Action item: Among the records, which lines hold the word "placeholder"? Pick them out.

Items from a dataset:
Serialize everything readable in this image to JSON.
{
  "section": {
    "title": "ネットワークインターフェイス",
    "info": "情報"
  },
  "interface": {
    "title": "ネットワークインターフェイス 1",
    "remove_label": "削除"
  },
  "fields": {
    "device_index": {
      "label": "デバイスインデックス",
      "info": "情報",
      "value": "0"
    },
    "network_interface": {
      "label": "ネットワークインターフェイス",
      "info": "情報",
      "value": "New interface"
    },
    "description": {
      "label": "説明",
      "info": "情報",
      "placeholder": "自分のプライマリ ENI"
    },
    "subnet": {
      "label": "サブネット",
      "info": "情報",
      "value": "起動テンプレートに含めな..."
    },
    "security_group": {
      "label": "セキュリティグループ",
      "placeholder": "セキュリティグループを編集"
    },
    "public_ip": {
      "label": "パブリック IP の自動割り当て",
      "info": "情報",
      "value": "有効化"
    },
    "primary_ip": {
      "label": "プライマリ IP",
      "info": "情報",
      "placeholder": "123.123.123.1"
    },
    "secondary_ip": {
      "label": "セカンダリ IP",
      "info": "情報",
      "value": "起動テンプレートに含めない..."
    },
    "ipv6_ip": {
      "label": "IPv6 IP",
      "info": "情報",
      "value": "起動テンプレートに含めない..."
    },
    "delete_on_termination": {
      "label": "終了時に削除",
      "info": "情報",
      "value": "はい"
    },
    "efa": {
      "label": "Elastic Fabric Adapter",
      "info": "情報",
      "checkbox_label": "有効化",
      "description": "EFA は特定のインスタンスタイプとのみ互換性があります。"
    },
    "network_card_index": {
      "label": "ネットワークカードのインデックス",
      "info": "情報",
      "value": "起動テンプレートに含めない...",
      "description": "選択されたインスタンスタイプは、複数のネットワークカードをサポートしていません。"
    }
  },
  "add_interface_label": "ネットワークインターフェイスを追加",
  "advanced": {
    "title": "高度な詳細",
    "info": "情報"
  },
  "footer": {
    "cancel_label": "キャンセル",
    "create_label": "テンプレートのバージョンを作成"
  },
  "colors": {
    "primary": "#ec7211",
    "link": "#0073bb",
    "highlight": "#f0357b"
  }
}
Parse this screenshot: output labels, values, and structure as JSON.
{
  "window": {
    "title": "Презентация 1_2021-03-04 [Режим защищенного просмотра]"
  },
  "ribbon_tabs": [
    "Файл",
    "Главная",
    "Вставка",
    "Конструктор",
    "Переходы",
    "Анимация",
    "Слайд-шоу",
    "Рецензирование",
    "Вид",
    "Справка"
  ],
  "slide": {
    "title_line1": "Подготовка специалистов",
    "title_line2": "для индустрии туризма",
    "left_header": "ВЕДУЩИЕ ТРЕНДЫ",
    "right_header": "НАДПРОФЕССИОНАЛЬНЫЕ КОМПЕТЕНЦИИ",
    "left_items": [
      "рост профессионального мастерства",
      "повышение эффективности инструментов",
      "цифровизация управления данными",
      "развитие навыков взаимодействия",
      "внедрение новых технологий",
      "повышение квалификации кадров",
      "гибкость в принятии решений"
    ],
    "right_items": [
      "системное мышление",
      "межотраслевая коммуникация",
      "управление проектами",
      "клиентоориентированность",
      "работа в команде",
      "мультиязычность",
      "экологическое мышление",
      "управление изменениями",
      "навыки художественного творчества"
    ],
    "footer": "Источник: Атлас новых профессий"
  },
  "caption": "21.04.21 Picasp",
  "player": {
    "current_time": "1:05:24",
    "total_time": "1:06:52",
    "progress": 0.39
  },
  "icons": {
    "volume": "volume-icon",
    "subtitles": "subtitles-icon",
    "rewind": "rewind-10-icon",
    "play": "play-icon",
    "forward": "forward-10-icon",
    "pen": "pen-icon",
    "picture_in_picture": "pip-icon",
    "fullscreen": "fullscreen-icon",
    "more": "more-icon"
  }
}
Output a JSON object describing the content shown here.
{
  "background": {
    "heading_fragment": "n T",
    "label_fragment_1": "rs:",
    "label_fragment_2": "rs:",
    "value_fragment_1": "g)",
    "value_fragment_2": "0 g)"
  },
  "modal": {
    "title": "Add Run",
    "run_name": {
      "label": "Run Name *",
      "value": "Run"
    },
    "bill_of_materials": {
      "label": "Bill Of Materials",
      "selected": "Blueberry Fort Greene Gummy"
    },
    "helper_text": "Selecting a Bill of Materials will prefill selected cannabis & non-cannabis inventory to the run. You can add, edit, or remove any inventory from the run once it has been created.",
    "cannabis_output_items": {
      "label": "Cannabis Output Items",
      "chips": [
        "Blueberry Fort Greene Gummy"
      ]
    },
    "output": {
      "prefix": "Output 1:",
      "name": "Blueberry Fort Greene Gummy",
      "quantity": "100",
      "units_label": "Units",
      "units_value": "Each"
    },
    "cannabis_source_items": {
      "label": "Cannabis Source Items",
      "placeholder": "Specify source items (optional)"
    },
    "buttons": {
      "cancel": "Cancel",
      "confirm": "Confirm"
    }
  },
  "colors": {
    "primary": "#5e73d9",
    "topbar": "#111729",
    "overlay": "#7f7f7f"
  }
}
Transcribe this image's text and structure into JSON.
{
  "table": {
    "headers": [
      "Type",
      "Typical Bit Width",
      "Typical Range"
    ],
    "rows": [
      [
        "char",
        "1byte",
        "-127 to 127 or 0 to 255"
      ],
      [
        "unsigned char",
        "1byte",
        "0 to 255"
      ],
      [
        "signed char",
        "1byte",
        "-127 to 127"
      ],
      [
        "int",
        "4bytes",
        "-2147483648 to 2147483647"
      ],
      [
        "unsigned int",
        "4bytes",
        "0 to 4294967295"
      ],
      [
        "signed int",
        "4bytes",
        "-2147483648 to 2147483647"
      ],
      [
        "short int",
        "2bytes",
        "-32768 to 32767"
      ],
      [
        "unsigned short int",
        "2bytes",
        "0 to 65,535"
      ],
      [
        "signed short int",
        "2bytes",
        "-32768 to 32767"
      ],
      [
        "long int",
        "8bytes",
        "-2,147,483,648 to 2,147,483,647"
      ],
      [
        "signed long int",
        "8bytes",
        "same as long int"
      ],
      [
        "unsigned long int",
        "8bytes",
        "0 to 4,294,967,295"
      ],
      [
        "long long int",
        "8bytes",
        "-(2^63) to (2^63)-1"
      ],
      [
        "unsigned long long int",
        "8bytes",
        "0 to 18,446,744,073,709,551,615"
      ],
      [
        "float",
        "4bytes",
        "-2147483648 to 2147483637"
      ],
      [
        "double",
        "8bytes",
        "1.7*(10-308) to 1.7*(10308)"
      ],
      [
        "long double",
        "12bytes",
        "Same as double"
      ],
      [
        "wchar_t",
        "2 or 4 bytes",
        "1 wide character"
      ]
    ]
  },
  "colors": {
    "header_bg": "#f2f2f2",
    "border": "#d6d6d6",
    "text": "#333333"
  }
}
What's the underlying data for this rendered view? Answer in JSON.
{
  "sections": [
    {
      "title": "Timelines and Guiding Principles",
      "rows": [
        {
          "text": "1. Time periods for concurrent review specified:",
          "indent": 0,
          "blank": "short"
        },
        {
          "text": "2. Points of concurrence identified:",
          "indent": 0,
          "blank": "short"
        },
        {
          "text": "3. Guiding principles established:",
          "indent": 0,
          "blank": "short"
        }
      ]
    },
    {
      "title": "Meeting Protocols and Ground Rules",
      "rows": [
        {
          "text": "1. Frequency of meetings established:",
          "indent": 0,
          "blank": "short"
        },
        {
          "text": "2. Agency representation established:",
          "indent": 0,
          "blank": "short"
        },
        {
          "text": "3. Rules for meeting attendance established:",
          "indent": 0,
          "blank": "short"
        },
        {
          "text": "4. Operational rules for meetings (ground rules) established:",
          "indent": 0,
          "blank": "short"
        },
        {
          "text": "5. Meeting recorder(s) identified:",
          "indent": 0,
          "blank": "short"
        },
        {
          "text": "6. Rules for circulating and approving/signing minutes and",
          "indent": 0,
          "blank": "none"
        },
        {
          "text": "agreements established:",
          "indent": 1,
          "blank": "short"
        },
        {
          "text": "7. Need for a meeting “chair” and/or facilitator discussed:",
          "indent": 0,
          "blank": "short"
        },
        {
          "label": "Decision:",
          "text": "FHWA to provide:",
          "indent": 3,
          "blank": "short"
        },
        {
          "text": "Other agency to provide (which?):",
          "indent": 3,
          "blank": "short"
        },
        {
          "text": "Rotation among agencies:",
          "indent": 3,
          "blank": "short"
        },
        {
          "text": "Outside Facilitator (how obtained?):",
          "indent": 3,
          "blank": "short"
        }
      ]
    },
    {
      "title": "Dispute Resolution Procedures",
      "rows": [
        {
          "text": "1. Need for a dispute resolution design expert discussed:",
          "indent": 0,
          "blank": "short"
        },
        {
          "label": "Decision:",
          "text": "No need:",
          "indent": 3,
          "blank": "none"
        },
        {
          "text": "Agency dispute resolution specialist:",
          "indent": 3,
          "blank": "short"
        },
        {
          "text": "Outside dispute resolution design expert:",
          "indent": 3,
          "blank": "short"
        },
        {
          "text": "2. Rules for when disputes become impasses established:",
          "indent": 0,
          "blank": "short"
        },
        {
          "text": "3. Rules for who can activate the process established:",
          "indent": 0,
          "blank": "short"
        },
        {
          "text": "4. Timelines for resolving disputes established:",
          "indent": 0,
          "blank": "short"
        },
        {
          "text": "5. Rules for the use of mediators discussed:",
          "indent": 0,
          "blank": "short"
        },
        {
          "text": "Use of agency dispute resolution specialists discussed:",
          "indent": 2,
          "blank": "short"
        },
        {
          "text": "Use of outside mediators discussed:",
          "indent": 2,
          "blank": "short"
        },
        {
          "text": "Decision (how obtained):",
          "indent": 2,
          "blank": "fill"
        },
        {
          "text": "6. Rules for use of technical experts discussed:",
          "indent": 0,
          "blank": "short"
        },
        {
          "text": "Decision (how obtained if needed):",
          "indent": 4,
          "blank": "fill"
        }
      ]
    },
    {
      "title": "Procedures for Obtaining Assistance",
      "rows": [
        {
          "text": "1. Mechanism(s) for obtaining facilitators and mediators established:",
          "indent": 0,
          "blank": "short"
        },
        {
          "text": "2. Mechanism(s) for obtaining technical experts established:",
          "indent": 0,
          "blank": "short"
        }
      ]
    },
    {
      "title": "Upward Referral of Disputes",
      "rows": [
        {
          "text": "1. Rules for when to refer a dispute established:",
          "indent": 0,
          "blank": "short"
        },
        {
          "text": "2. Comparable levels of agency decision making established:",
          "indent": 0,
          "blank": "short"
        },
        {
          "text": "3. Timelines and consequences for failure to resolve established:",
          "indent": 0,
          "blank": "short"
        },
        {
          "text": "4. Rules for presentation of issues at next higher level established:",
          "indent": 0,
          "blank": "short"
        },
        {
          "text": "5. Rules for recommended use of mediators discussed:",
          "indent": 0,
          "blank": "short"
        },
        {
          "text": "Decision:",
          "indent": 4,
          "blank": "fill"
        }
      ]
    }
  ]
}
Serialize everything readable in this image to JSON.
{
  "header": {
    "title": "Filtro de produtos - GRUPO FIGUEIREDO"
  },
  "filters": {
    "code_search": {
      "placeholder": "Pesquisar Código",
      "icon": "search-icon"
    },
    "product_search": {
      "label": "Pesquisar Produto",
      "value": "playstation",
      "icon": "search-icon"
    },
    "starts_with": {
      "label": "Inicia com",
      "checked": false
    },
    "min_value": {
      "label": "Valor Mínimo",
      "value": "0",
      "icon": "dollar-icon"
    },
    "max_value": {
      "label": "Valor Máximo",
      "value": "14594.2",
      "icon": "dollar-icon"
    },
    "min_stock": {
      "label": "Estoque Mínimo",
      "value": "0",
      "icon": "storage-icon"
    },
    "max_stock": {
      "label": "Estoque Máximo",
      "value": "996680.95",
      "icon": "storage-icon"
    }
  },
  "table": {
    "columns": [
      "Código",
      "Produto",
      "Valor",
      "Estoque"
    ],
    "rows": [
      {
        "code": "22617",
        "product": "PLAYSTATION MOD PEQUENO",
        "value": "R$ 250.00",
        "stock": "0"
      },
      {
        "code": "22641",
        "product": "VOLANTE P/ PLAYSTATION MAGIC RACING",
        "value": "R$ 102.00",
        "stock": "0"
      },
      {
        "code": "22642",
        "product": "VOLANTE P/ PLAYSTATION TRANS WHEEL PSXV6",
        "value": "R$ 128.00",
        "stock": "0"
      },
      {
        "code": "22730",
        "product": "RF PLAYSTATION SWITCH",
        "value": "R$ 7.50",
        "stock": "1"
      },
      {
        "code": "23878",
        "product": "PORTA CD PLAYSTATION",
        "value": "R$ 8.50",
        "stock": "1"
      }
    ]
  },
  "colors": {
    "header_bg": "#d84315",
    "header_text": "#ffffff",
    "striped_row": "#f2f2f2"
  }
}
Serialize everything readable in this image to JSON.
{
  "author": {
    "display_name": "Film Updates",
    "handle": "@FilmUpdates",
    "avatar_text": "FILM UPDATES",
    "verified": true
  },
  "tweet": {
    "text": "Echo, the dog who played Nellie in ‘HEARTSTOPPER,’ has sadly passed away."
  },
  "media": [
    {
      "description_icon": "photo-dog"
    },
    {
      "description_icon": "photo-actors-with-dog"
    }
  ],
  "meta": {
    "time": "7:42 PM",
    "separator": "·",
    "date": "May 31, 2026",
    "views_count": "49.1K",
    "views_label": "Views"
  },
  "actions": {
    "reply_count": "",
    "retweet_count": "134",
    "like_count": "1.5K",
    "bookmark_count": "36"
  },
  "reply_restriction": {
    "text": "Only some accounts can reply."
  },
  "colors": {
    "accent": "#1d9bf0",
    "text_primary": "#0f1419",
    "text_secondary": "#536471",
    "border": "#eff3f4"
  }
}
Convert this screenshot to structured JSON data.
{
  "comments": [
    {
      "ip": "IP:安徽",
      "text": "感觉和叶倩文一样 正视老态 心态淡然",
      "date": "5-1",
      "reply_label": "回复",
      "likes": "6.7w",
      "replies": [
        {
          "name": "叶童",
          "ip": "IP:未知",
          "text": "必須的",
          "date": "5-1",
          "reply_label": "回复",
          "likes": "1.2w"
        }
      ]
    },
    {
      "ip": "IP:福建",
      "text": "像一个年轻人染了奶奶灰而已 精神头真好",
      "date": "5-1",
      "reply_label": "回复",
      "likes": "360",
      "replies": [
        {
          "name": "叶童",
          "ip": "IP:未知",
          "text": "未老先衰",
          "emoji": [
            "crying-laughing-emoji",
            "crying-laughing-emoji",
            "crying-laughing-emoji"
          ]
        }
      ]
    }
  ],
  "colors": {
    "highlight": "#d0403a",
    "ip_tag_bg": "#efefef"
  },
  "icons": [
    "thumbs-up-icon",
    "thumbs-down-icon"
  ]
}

Solution:
      "placeholder": "自分のプライマリ ENI"
      "placeholder": "セキュリティグループを編集"
      "placeholder": "123.123.123.1"
      "placeholder": "Specify source items (optional)"
      "placeholder": "Pesquisar Código",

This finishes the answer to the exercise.